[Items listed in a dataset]

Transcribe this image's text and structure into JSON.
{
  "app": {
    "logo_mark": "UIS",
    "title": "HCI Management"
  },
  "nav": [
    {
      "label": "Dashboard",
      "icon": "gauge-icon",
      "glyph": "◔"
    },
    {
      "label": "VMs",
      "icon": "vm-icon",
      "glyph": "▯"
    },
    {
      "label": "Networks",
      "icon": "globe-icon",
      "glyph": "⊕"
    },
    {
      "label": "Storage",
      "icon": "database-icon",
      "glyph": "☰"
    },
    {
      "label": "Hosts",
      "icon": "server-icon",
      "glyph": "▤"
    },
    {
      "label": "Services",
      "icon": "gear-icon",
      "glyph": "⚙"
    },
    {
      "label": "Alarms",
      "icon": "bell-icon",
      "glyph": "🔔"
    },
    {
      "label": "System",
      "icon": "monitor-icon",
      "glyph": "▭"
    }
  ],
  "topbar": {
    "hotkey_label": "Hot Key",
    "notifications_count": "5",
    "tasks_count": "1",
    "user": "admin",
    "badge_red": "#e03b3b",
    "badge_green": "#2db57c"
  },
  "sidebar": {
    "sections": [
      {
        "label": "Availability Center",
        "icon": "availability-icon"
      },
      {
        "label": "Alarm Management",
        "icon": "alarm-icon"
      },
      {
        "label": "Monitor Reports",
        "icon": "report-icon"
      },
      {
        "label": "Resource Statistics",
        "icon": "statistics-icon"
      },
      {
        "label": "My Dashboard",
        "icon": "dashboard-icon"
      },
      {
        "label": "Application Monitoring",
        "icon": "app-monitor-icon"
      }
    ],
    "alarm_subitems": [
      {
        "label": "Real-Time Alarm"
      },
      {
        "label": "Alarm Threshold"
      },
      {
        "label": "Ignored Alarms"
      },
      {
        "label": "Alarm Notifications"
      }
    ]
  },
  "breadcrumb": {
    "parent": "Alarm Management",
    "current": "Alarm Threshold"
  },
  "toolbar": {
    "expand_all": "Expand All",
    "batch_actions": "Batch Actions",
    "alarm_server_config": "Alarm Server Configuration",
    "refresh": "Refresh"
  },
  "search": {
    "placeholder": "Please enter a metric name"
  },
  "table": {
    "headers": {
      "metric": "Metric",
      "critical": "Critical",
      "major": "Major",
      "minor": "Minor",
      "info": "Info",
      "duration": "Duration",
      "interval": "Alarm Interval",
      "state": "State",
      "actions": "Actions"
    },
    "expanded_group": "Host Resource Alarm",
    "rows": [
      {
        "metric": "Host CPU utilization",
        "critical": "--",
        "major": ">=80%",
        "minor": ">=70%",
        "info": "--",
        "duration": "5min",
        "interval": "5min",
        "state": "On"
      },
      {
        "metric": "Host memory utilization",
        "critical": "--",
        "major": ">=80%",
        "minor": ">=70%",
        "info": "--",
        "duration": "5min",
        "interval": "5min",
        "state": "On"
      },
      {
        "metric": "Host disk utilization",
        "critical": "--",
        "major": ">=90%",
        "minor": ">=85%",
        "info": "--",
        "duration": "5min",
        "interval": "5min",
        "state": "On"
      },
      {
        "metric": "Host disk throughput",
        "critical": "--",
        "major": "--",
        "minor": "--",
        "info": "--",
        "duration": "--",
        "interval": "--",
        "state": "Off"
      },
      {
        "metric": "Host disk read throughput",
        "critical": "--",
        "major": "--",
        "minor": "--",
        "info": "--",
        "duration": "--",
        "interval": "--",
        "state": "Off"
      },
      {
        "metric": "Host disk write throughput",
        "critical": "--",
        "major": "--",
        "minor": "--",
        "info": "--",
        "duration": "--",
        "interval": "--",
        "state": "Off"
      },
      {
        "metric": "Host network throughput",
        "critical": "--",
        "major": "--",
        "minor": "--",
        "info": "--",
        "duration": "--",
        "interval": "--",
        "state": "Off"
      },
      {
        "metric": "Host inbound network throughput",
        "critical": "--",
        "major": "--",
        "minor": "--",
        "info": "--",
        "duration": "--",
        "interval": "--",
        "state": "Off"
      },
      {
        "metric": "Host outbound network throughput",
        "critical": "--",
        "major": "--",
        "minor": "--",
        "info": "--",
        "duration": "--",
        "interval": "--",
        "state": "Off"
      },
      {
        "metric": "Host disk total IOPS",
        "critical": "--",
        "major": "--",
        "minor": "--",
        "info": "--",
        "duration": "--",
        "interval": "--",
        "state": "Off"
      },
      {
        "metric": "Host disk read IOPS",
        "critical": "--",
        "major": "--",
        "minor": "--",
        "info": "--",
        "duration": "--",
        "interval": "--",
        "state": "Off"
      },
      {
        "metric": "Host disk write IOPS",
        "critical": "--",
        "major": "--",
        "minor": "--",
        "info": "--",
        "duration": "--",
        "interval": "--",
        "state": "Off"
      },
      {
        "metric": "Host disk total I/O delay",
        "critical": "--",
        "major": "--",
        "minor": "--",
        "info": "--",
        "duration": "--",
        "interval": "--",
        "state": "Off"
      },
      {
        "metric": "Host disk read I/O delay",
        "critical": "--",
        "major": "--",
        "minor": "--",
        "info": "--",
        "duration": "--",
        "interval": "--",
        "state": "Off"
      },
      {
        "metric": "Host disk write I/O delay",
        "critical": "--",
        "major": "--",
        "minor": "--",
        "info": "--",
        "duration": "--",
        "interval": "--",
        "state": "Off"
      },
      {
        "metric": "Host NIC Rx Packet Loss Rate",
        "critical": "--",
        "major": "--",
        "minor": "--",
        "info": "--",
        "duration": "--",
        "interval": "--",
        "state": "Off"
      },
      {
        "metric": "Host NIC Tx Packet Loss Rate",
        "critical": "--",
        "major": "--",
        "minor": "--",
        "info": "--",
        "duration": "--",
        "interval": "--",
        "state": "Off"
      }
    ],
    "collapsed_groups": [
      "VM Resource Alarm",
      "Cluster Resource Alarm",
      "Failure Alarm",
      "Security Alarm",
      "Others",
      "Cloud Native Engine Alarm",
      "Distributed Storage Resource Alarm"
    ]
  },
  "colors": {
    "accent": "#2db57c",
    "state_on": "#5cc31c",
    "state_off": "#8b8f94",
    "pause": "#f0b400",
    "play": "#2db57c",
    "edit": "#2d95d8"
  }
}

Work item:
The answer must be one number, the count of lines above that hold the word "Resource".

Exercise result:
5